▸ WHAT IS NEEDED: A verbatim repeat of the lines below is required, with the pictures removed.

▸ DATA EXTRACTS:
☆ ☆ ☆
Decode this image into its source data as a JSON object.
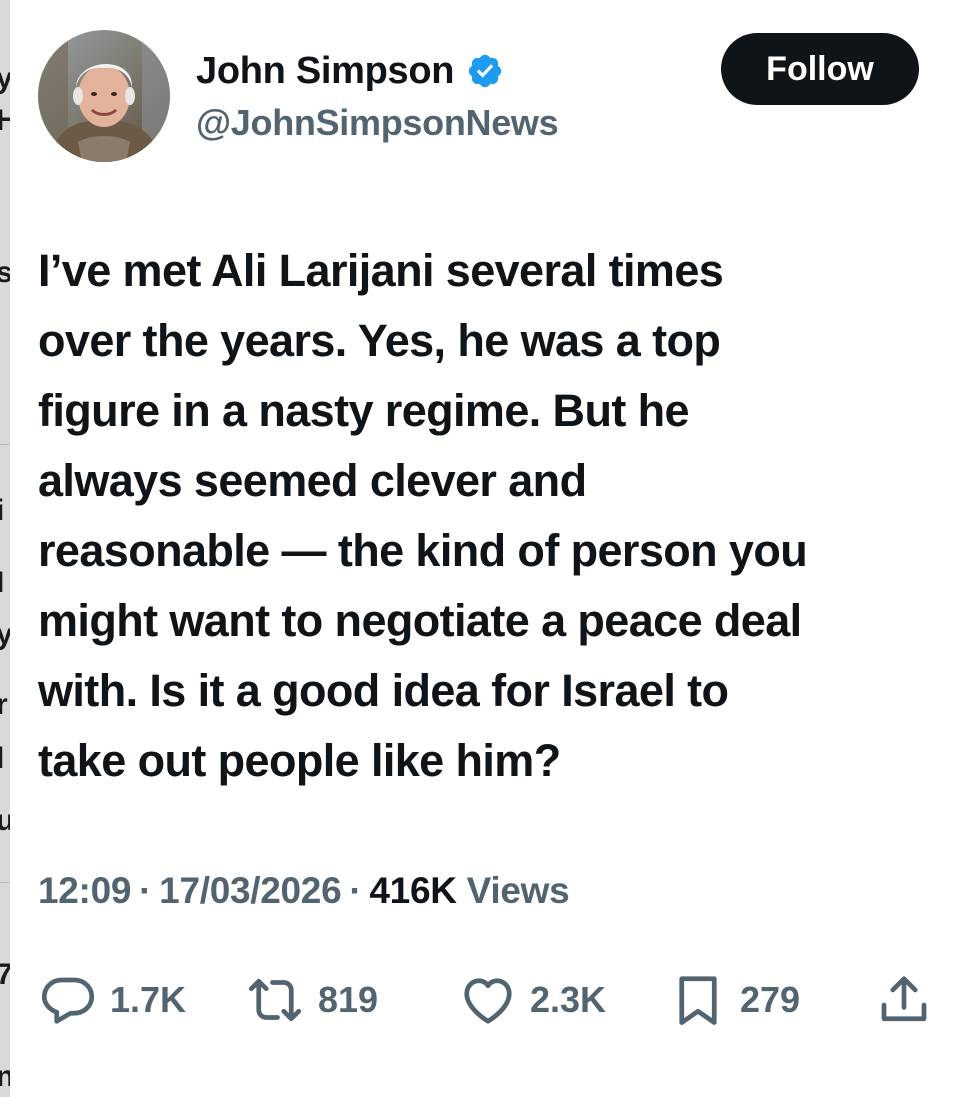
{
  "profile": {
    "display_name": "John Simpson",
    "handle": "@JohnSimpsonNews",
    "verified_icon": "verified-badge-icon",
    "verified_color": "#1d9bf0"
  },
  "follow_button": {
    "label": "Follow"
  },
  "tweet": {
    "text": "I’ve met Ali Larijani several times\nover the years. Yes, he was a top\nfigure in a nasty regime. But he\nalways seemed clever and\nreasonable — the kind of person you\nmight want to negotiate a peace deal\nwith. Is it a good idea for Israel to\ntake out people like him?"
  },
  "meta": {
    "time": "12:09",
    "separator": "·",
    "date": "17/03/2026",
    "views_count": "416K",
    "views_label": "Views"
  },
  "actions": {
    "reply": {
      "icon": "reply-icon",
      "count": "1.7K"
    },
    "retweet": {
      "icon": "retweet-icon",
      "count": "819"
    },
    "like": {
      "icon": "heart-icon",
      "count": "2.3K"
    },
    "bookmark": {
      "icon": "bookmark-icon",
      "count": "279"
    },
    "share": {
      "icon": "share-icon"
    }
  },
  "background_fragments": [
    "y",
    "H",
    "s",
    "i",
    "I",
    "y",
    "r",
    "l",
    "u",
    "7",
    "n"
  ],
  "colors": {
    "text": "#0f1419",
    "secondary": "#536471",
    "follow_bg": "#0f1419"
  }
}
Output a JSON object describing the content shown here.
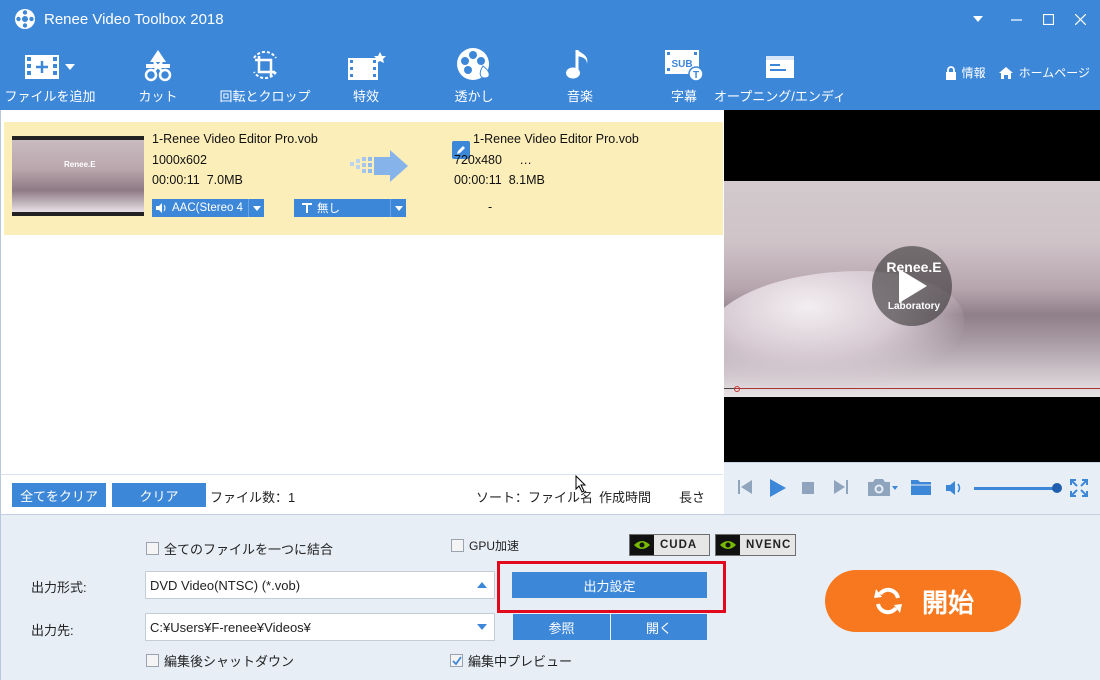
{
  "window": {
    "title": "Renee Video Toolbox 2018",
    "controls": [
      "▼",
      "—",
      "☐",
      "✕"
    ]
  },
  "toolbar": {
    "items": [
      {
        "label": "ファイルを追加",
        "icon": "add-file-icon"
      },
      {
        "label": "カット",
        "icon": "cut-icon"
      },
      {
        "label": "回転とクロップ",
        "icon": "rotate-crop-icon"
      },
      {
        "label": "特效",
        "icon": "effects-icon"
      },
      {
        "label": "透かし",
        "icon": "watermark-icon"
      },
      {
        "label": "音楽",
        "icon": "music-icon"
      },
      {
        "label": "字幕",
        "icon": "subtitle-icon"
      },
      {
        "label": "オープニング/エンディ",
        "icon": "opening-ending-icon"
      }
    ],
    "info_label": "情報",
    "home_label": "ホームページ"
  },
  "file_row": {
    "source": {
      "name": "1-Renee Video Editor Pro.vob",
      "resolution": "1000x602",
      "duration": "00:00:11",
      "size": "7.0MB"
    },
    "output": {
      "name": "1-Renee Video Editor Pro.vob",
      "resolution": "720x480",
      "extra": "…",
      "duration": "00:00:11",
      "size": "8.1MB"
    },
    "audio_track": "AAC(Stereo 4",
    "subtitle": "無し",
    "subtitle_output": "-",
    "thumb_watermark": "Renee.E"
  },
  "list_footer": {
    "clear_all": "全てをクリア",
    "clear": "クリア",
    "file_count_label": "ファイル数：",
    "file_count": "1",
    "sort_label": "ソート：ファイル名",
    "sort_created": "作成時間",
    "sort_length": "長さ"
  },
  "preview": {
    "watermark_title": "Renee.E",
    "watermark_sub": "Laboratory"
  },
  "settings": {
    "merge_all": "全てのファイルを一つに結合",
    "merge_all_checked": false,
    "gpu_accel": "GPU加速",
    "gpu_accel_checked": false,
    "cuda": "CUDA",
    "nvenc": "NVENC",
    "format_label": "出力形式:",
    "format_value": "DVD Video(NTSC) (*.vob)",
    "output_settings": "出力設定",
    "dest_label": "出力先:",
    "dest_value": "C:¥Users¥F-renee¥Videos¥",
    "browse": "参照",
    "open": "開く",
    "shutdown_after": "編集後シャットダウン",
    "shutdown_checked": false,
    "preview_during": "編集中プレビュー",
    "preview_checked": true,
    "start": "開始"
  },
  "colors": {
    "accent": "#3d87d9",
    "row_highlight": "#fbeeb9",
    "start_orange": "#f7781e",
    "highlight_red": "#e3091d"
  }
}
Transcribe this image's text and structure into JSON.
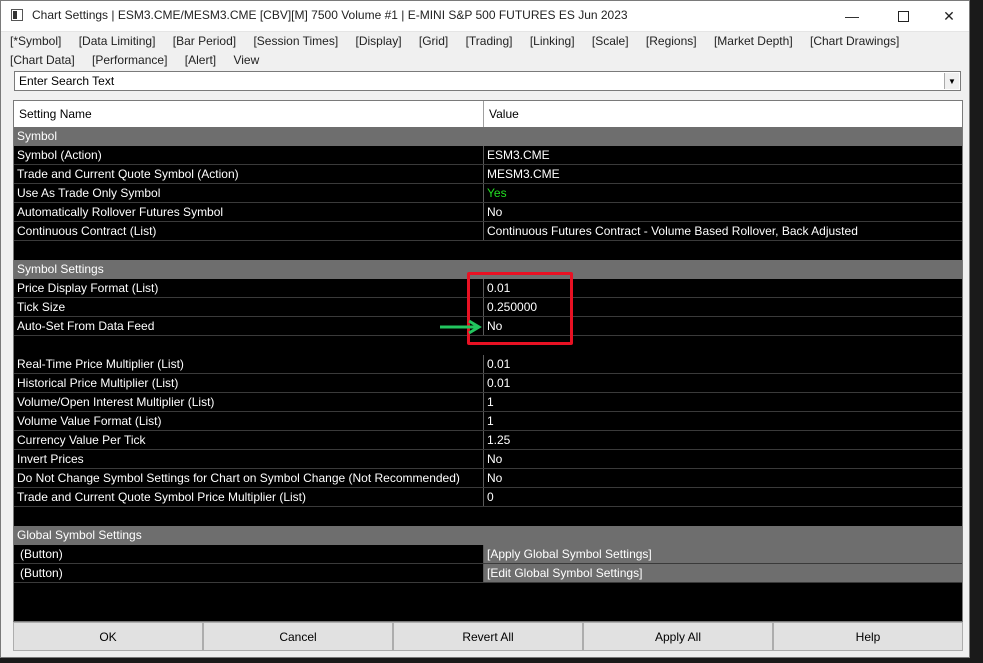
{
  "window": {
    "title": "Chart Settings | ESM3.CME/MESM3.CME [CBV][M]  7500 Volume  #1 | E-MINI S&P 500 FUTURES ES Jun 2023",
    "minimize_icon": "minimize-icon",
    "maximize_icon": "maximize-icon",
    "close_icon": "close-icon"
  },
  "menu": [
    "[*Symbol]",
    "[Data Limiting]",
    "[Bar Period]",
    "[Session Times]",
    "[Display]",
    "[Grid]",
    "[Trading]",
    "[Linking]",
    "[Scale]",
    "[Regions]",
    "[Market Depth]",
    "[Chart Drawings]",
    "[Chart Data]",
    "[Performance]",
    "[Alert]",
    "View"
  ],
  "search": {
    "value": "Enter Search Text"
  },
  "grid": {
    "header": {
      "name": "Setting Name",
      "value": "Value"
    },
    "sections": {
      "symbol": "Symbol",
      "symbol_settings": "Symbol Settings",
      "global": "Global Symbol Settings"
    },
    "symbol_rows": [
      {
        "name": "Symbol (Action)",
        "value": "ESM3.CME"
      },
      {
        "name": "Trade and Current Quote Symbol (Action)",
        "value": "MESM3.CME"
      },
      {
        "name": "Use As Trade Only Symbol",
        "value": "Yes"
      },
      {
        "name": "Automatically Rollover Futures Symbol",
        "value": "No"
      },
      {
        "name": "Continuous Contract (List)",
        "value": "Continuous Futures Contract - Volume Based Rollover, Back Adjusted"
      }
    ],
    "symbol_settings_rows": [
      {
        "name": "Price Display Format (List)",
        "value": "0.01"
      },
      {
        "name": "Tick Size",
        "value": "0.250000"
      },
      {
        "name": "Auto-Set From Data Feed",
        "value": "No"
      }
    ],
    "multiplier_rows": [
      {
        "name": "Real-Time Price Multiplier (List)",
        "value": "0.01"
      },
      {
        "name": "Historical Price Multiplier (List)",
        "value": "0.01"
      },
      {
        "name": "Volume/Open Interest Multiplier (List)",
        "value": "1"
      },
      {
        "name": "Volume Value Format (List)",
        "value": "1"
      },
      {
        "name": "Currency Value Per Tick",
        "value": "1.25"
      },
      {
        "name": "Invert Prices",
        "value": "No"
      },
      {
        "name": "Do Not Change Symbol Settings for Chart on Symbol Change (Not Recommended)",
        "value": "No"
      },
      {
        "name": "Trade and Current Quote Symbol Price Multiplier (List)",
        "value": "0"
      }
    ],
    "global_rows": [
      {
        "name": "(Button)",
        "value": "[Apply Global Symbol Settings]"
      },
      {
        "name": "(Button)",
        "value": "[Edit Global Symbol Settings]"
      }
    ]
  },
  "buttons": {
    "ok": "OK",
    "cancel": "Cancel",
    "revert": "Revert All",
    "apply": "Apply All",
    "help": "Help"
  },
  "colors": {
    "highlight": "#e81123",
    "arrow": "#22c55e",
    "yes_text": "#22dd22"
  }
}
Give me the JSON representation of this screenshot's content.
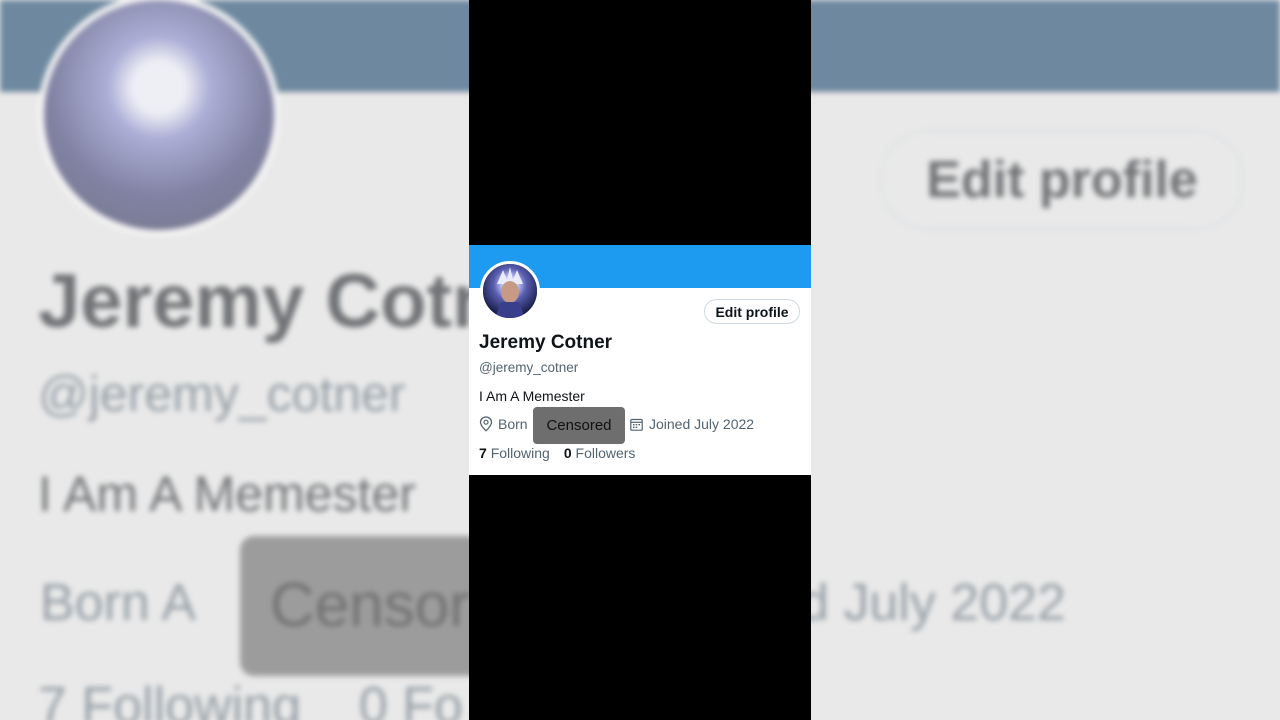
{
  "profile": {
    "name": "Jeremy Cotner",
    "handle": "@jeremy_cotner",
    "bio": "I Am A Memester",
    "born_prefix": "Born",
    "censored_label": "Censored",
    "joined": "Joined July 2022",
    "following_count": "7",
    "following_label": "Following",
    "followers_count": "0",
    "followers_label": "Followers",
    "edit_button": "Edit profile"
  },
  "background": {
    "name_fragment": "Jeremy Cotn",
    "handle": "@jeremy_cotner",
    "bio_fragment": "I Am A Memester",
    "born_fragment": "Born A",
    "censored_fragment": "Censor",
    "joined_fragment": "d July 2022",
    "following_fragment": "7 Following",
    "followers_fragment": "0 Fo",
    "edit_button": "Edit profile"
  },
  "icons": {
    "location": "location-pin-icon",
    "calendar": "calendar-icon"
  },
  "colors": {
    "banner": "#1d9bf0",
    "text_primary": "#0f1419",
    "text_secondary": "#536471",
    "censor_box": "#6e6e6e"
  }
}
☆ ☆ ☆
▸ EXERCISE SOLUTION:
Decode this image into its source data as a JSON object.
{
  "profile": {
    "display_name": "John Simpson",
    "handle": "@JohnSimpsonNews",
    "verified_icon": "verified-badge-icon",
    "verified_color": "#1d9bf0"
  },
  "follow_button": {
    "label": "Follow"
  },
  "tweet": {
    "text": "I’ve met Ali Larijani several times\nover the years. Yes, he was a top\nfigure in a nasty regime. But he\nalways seemed clever and\nreasonable — the kind of person you\nmight want to negotiate a peace deal\nwith. Is it a good idea for Israel to\ntake out people like him?"
  },
  "meta": {
    "time": "12:09",
    "separator": "·",
    "date": "17/03/2026",
    "views_count": "416K",
    "views_label": "Views"
  },
  "actions": {
    "reply": {
      "icon": "reply-icon",
      "count": "1.7K"
    },
    "retweet": {
      "icon": "retweet-icon",
      "count": "819"
    },
    "like": {
      "icon": "heart-icon",
      "count": "2.3K"
    },
    "bookmark": {
      "icon": "bookmark-icon",
      "count": "279"
    },
    "share": {
      "icon": "share-icon"
    }
  },
  "background_fragments": [
    "y",
    "H",
    "s",
    "i",
    "I",
    "y",
    "r",
    "l",
    "u",
    "7",
    "n"
  ],
  "colors": {
    "text": "#0f1419",
    "secondary": "#536471",
    "follow_bg": "#0f1419"
  }
}
Output a JSON object describing the content shown here.
{
  "window": {
    "title": "Renee Video Toolbox 2018",
    "controls": [
      "▼",
      "—",
      "☐",
      "✕"
    ]
  },
  "toolbar": {
    "items": [
      {
        "label": "ファイルを追加",
        "icon": "add-file-icon"
      },
      {
        "label": "カット",
        "icon": "cut-icon"
      },
      {
        "label": "回転とクロップ",
        "icon": "rotate-crop-icon"
      },
      {
        "label": "特效",
        "icon": "effects-icon"
      },
      {
        "label": "透かし",
        "icon": "watermark-icon"
      },
      {
        "label": "音楽",
        "icon": "music-icon"
      },
      {
        "label": "字幕",
        "icon": "subtitle-icon"
      },
      {
        "label": "オープニング/エンディ",
        "icon": "opening-ending-icon"
      }
    ],
    "info_label": "情報",
    "home_label": "ホームページ"
  },
  "file_row": {
    "source": {
      "name": "1-Renee Video Editor Pro.vob",
      "resolution": "1000x602",
      "duration": "00:00:11",
      "size": "7.0MB"
    },
    "output": {
      "name": "1-Renee Video Editor Pro.vob",
      "resolution": "720x480",
      "extra": "…",
      "duration": "00:00:11",
      "size": "8.1MB"
    },
    "audio_track": "AAC(Stereo 4",
    "subtitle": "無し",
    "subtitle_output": "-",
    "thumb_watermark": "Renee.E"
  },
  "list_footer": {
    "clear_all": "全てをクリア",
    "clear": "クリア",
    "file_count_label": "ファイル数：",
    "file_count": "1",
    "sort_label": "ソート：ファイル名",
    "sort_created": "作成時間",
    "sort_length": "長さ"
  },
  "preview": {
    "watermark_title": "Renee.E",
    "watermark_sub": "Laboratory"
  },
  "settings": {
    "merge_all": "全てのファイルを一つに結合",
    "merge_all_checked": false,
    "gpu_accel": "GPU加速",
    "gpu_accel_checked": false,
    "cuda": "CUDA",
    "nvenc": "NVENC",
    "format_label": "出力形式:",
    "format_value": "DVD Video(NTSC) (*.vob)",
    "output_settings": "出力設定",
    "dest_label": "出力先:",
    "dest_value": "C:¥Users¥F-renee¥Videos¥",
    "browse": "参照",
    "open": "開く",
    "shutdown_after": "編集後シャットダウン",
    "shutdown_checked": false,
    "preview_during": "編集中プレビュー",
    "preview_checked": true,
    "start": "開始"
  },
  "colors": {
    "accent": "#3d87d9",
    "row_highlight": "#fbeeb9",
    "start_orange": "#f7781e",
    "highlight_red": "#e3091d"
  }
}
Transcribe this image's text and structure into JSON.
{
  "window": {
    "title": "Chart Settings | ESM3.CME/MESM3.CME [CBV][M]  7500 Volume  #1 | E-MINI S&P 500 FUTURES ES Jun 2023",
    "minimize_icon": "minimize-icon",
    "maximize_icon": "maximize-icon",
    "close_icon": "close-icon"
  },
  "menu": [
    "[*Symbol]",
    "[Data Limiting]",
    "[Bar Period]",
    "[Session Times]",
    "[Display]",
    "[Grid]",
    "[Trading]",
    "[Linking]",
    "[Scale]",
    "[Regions]",
    "[Market Depth]",
    "[Chart Drawings]",
    "[Chart Data]",
    "[Performance]",
    "[Alert]",
    "View"
  ],
  "search": {
    "value": "Enter Search Text"
  },
  "grid": {
    "header": {
      "name": "Setting Name",
      "value": "Value"
    },
    "sections": {
      "symbol": "Symbol",
      "symbol_settings": "Symbol Settings",
      "global": "Global Symbol Settings"
    },
    "symbol_rows": [
      {
        "name": "Symbol (Action)",
        "value": "ESM3.CME"
      },
      {
        "name": "Trade and Current Quote Symbol (Action)",
        "value": "MESM3.CME"
      },
      {
        "name": "Use As Trade Only Symbol",
        "value": "Yes"
      },
      {
        "name": "Automatically Rollover Futures Symbol",
        "value": "No"
      },
      {
        "name": "Continuous Contract (List)",
        "value": "Continuous Futures Contract - Volume Based Rollover, Back Adjusted"
      }
    ],
    "symbol_settings_rows": [
      {
        "name": "Price Display Format (List)",
        "value": "0.01"
      },
      {
        "name": "Tick Size",
        "value": "0.250000"
      },
      {
        "name": "Auto-Set From Data Feed",
        "value": "No"
      }
    ],
    "multiplier_rows": [
      {
        "name": "Real-Time Price Multiplier (List)",
        "value": "0.01"
      },
      {
        "name": "Historical Price Multiplier (List)",
        "value": "0.01"
      },
      {
        "name": "Volume/Open Interest Multiplier (List)",
        "value": "1"
      },
      {
        "name": "Volume Value Format (List)",
        "value": "1"
      },
      {
        "name": "Currency Value Per Tick",
        "value": "1.25"
      },
      {
        "name": "Invert Prices",
        "value": "No"
      },
      {
        "name": "Do Not Change Symbol Settings for Chart on Symbol Change (Not Recommended)",
        "value": "No"
      },
      {
        "name": "Trade and Current Quote Symbol Price Multiplier (List)",
        "value": "0"
      }
    ],
    "global_rows": [
      {
        "name": "(Button)",
        "value": "[Apply Global Symbol Settings]"
      },
      {
        "name": "(Button)",
        "value": "[Edit Global Symbol Settings]"
      }
    ]
  },
  "buttons": {
    "ok": "OK",
    "cancel": "Cancel",
    "revert": "Revert All",
    "apply": "Apply All",
    "help": "Help"
  },
  "colors": {
    "highlight": "#e81123",
    "arrow": "#22c55e",
    "yes_text": "#22dd22"
  }
}
Give me the JSON representation of this screenshot's content.
{
  "profile": {
    "name": "Jeremy Cotner",
    "handle": "@jeremy_cotner",
    "bio": "I Am A Memester",
    "born_prefix": "Born",
    "censored_label": "Censored",
    "joined": "Joined July 2022",
    "following_count": "7",
    "following_label": "Following",
    "followers_count": "0",
    "followers_label": "Followers",
    "edit_button": "Edit profile"
  },
  "background": {
    "name_fragment": "Jeremy Cotn",
    "handle": "@jeremy_cotner",
    "bio_fragment": "I Am A Memester",
    "born_fragment": "Born A",
    "censored_fragment": "Censor",
    "joined_fragment": "d July 2022",
    "following_fragment": "7 Following",
    "followers_fragment": "0 Fo",
    "edit_button": "Edit profile"
  },
  "icons": {
    "location": "location-pin-icon",
    "calendar": "calendar-icon"
  },
  "colors": {
    "banner": "#1d9bf0",
    "text_primary": "#0f1419",
    "text_secondary": "#536471",
    "censor_box": "#6e6e6e"
  }
}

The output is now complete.